**Instructions to follow**: Lines that include the word "likes" should be copied from the listing that follows.

------------------------------------

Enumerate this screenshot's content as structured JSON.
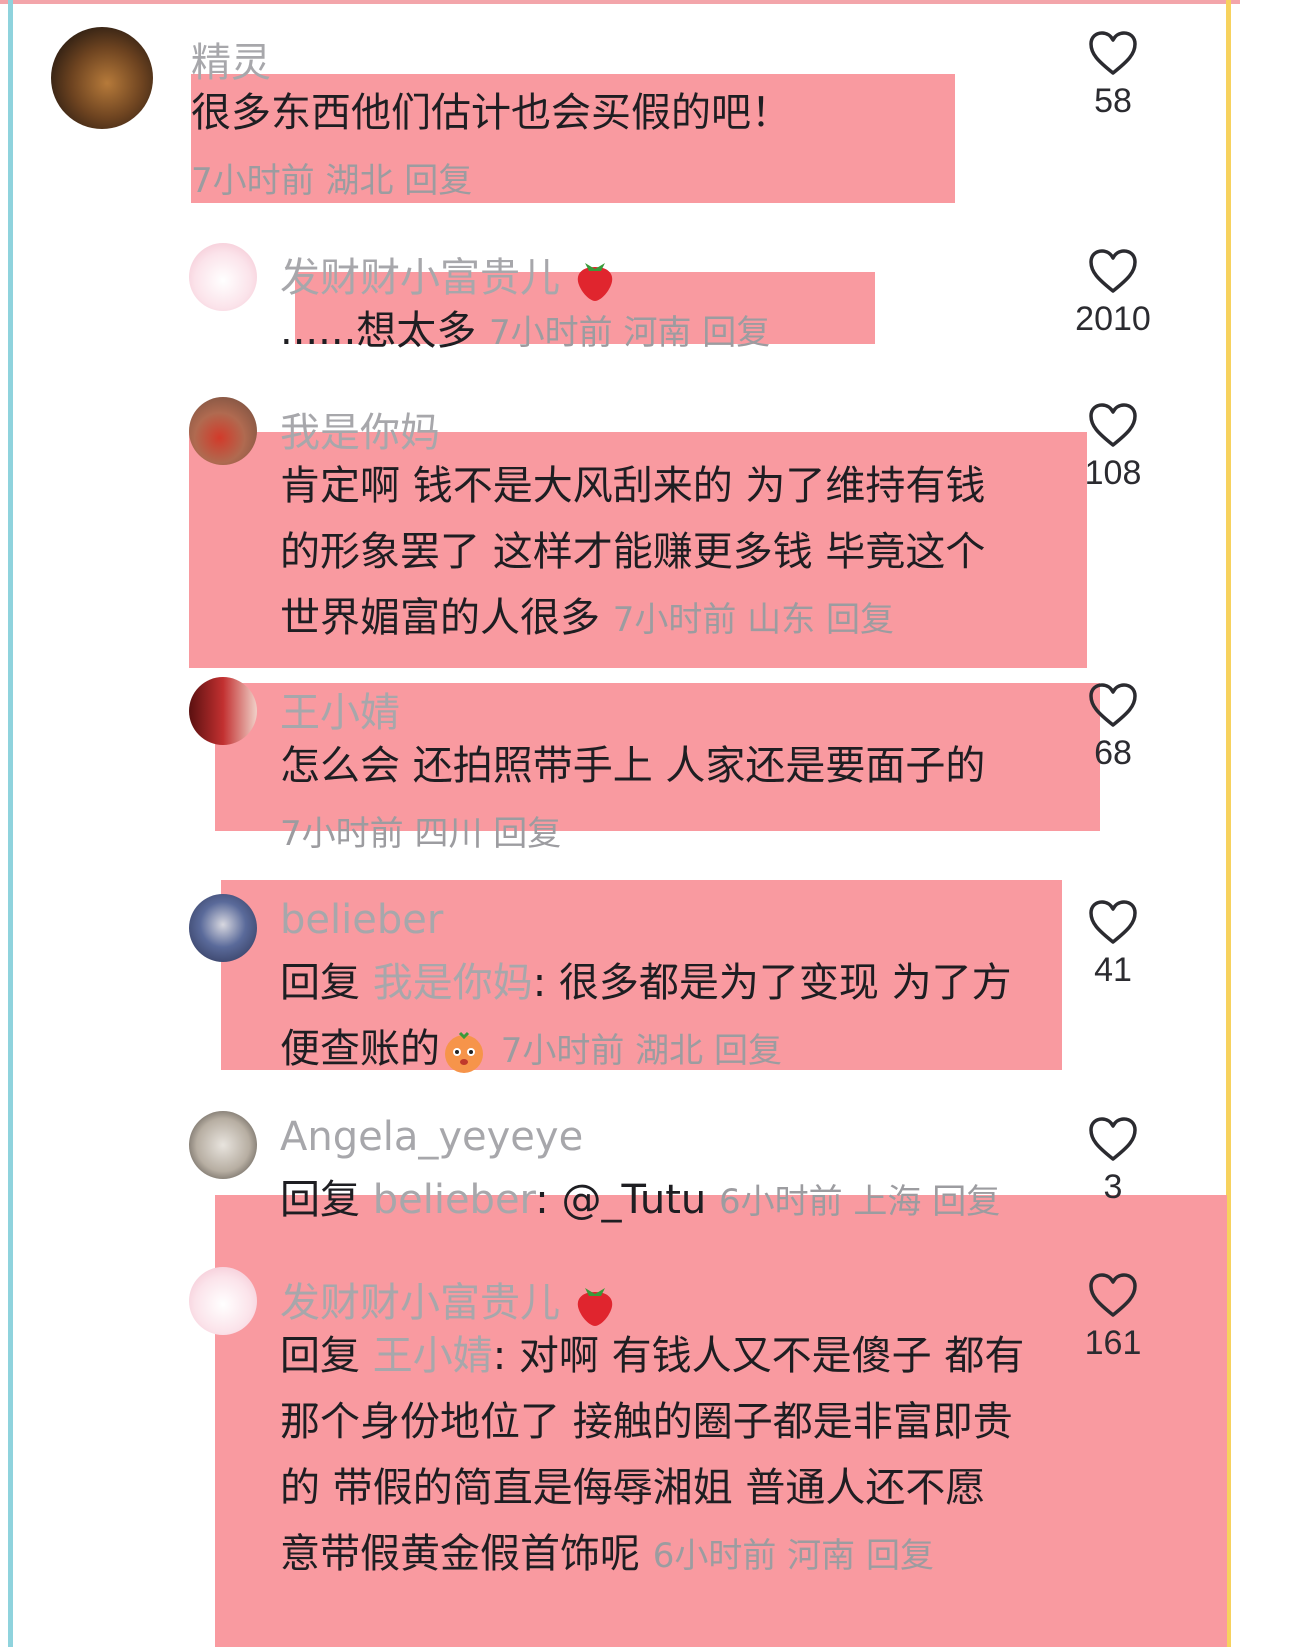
{
  "comments": [
    {
      "username": "精灵",
      "content": "很多东西他们估计也会买假的吧！",
      "time": "7小时前",
      "location": "湖北",
      "reply_label": "回复",
      "likes": "58"
    },
    {
      "username": "发财财小富贵儿",
      "emoji": "strawberry",
      "content": "......想太多",
      "time": "7小时前",
      "location": "河南",
      "reply_label": "回复",
      "likes": "2010"
    },
    {
      "username": "我是你妈",
      "content_lines": [
        "肯定啊 钱不是大风刮来的 为了维持有钱",
        "的形象罢了 这样才能赚更多钱 毕竟这个",
        "世界媚富的人很多"
      ],
      "time": "7小时前",
      "location": "山东",
      "reply_label": "回复",
      "likes": "108"
    },
    {
      "username": "王小婧",
      "content": "怎么会 还拍照带手上 人家还是要面子的",
      "time": "7小时前",
      "location": "四川",
      "reply_label": "回复",
      "likes": "68"
    },
    {
      "username": "belieber",
      "reply_prefix": "回复",
      "reply_to": "我是你妈",
      "content_lines": [
        ": 很多都是为了变现 为了方",
        "便查账的"
      ],
      "emoji": "orange-face",
      "time": "7小时前",
      "location": "湖北",
      "reply_label": "回复",
      "likes": "41"
    },
    {
      "username": "Angela_yeyeye",
      "reply_prefix": "回复",
      "reply_to": "belieber",
      "content": ": @_Tutu",
      "time": "6小时前",
      "location": "上海",
      "reply_label": "回复",
      "likes": "3"
    },
    {
      "username": "发财财小富贵儿",
      "emoji": "strawberry",
      "reply_prefix": "回复",
      "reply_to": "王小婧",
      "content_lines": [
        ": 对啊 有钱人又不是傻子 都有",
        "那个身份地位了 接触的圈子都是非富即贵",
        "的 带假的简直是侮辱湘姐  普通人还不愿",
        "意带假黄金假首饰呢"
      ],
      "time": "6小时前",
      "location": "河南",
      "reply_label": "回复",
      "likes": "161"
    }
  ],
  "colors": {
    "highlight": "#f99aa0",
    "frame_left": "#8fd3dd",
    "frame_right": "#f7d25e",
    "username": "#a7a7ab",
    "meta": "#9c9ca0"
  },
  "icons": {
    "like": "heart-outline-icon"
  }
}
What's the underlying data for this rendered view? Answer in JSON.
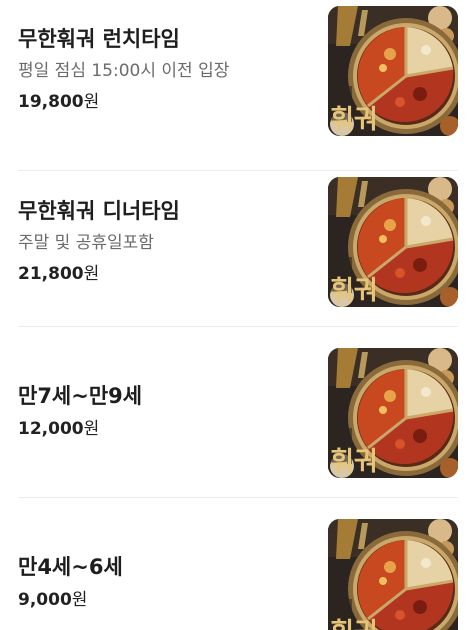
{
  "menu": {
    "items": [
      {
        "name": "무한훠궈 런치타임",
        "description": "평일 점심 15:00시 이전 입장",
        "price": "19,800",
        "currency_unit": "원",
        "image_text": "훠궈"
      },
      {
        "name": "무한훠궈 디너타임",
        "description": "주말 및 공휴일포함",
        "price": "21,800",
        "currency_unit": "원",
        "image_text": "훠궈"
      },
      {
        "name": "만7세~만9세",
        "description": "",
        "price": "12,000",
        "currency_unit": "원",
        "image_text": "훠궈"
      },
      {
        "name": "만4세~6세",
        "description": "",
        "price": "9,000",
        "currency_unit": "원",
        "image_text": "훠궈"
      }
    ]
  }
}
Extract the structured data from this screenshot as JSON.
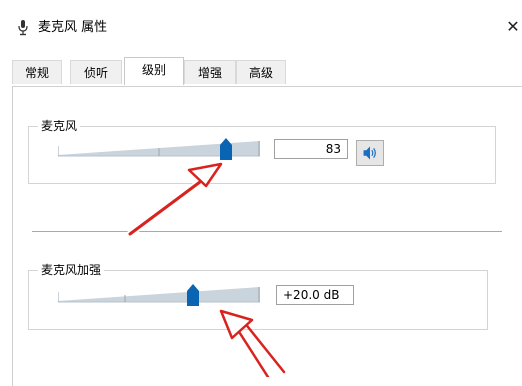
{
  "window": {
    "title": "麦克风 属性",
    "close_glyph": "✕",
    "icon": "microphone-icon"
  },
  "tabs": [
    {
      "label": "常规",
      "active": false
    },
    {
      "label": "侦听",
      "active": false
    },
    {
      "label": "级别",
      "active": true
    },
    {
      "label": "增强",
      "active": false
    },
    {
      "label": "高级",
      "active": false
    }
  ],
  "microphone": {
    "label": "麦克风",
    "value": "83",
    "level": 0.83,
    "mute_icon": "speaker-icon"
  },
  "boost": {
    "label": "麦克风加强",
    "value": "+20.0 dB",
    "level": 0.67
  },
  "colors": {
    "thumb": "#0a64b4",
    "arrow": "#d8231e",
    "slider_fill": "#c9d4dd"
  }
}
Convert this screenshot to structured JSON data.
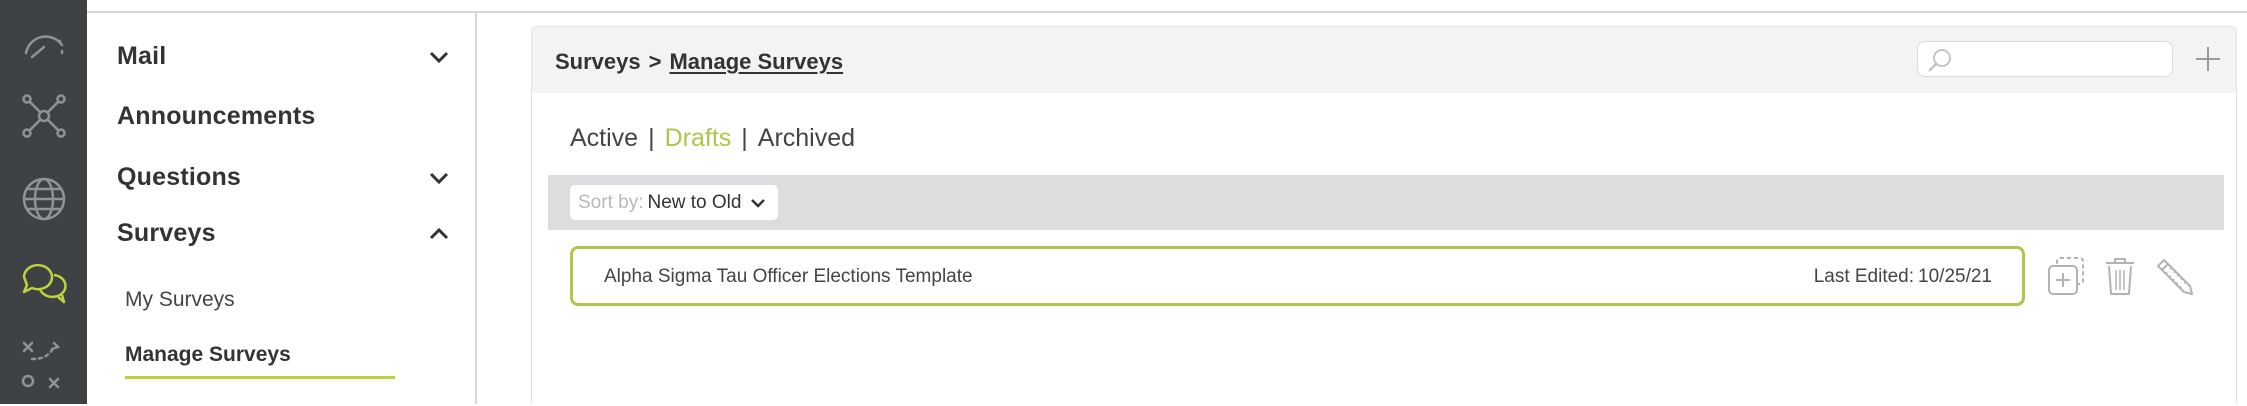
{
  "rail": {
    "icons": [
      "dashboard-gauge-icon",
      "network-nodes-icon",
      "globe-icon",
      "chat-bubbles-icon",
      "strategy-play-icon"
    ],
    "active_index": 3,
    "active_color": "#c0d23b",
    "icon_color": "#8f9296"
  },
  "sidebar": {
    "mail": "Mail",
    "announcements": "Announcements",
    "questions": "Questions",
    "surveys": "Surveys",
    "my_surveys": "My Surveys",
    "manage_surveys": "Manage Surveys"
  },
  "breadcrumb": {
    "parent": "Surveys",
    "separator": ">",
    "current": "Manage Surveys"
  },
  "search": {
    "placeholder": "",
    "value": ""
  },
  "tabs": {
    "active": "Active",
    "drafts": "Drafts",
    "archived": "Archived",
    "separator": "|",
    "selected": "Drafts"
  },
  "sort": {
    "prefix": "Sort by:",
    "value": "New to Old"
  },
  "surveys": [
    {
      "name": "Alpha Sigma Tau Officer Elections Template",
      "edited_label": "Last Edited:",
      "edited_date": "10/25/21"
    }
  ],
  "colors": {
    "accent": "#aec64a",
    "rail_bg": "#3f4245",
    "sort_bar": "#dbdddf"
  }
}
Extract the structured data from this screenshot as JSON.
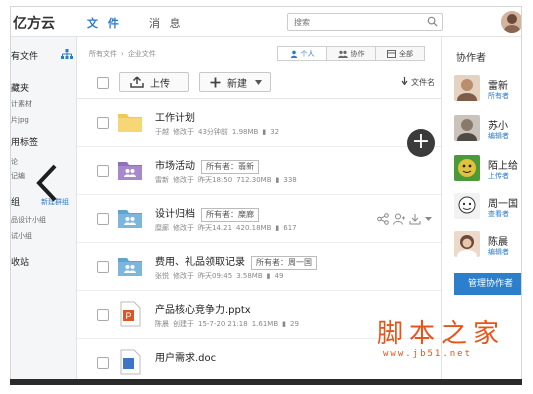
{
  "app": {
    "brand": "亿方云"
  },
  "topnav": {
    "file": "文 件",
    "message": "消 息"
  },
  "search": {
    "placeholder": "搜索"
  },
  "sidebar": {
    "items": [
      {
        "label": "有文件",
        "style": "h"
      },
      {
        "label": "藏夹",
        "style": "h"
      },
      {
        "label": "计素材",
        "style": "small"
      },
      {
        "label": "片jpg",
        "style": "small"
      },
      {
        "label": "用标签",
        "style": "h"
      },
      {
        "label": "论",
        "style": "small"
      },
      {
        "label": "记编",
        "style": "small"
      },
      {
        "label": "组",
        "style": "h"
      },
      {
        "label": "新建群组",
        "style": "blue"
      },
      {
        "label": "品设计小组",
        "style": "small"
      },
      {
        "label": "试小组",
        "style": "small"
      },
      {
        "label": "收站",
        "style": "h"
      }
    ]
  },
  "breadcrumb": {
    "root": "所有文件",
    "current": "企业文件"
  },
  "viewtabs": [
    {
      "label": "个人",
      "active": true
    },
    {
      "label": "协作",
      "active": false
    },
    {
      "label": "全部",
      "active": false
    }
  ],
  "toolbar": {
    "upload": "上传",
    "new": "新建",
    "sort": "文件名"
  },
  "files": [
    {
      "name": "工作计划",
      "owner": "",
      "user": "于越",
      "action": "修改于",
      "time": "43分钟前",
      "size": "1.98MB",
      "count": "32",
      "icon": "folder-yellow"
    },
    {
      "name": "市场活动",
      "owner": "所有者：翡新",
      "user": "雷新",
      "action": "修改于",
      "time": "昨天18:50",
      "size": "712.30MB",
      "count": "338",
      "icon": "folder-purple"
    },
    {
      "name": "设计归档",
      "owner": "所有者：糜廊",
      "user": "糜廊",
      "action": "修改于",
      "time": "昨天14.21",
      "size": "420.18MB",
      "count": "617",
      "icon": "folder-blue"
    },
    {
      "name": "费用、礼品领取记录",
      "owner": "所有者：周一国",
      "user": "张悦",
      "action": "修改于",
      "time": "昨天09:45",
      "size": "3.58MB",
      "count": "49",
      "icon": "folder-blue"
    },
    {
      "name": "产品核心竞争力.pptx",
      "owner": "",
      "user": "陈晨",
      "action": "创建于",
      "time": "15-7-20 21:18",
      "size": "1.61MB",
      "count": "29",
      "icon": "ppt"
    },
    {
      "name": "用户需求.doc",
      "owner": "",
      "user": "",
      "action": "",
      "time": "",
      "size": "",
      "count": "",
      "icon": "doc"
    }
  ],
  "collab_panel": {
    "title": "协作者",
    "members": [
      {
        "name": "雷新",
        "role": "所有者",
        "avatar_color": "#b98d6d"
      },
      {
        "name": "苏小",
        "role": "编辑者",
        "avatar_color": "#8a7a6a"
      },
      {
        "name": "陌上给",
        "role": "上传者",
        "avatar_color": "#e1c23a"
      },
      {
        "name": "周一国",
        "role": "查看者",
        "avatar_color": "#d9d9d9"
      },
      {
        "name": "陈晨",
        "role": "编辑者",
        "avatar_color": "#6b4a3a"
      }
    ],
    "manage": "管理协作者"
  },
  "watermark": {
    "text": "脚本之家",
    "url": "www.jb51.net"
  },
  "colors": {
    "accent": "#2a7bc9",
    "button": "#2c7fcb",
    "watermark": "#e8541a"
  }
}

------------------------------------

**The completed task**:
      "likes": "58"
      "likes": "2010"
      "likes": "108"
      "likes": "68"
      "likes": "41"
      "likes": "3"
      "likes": "161"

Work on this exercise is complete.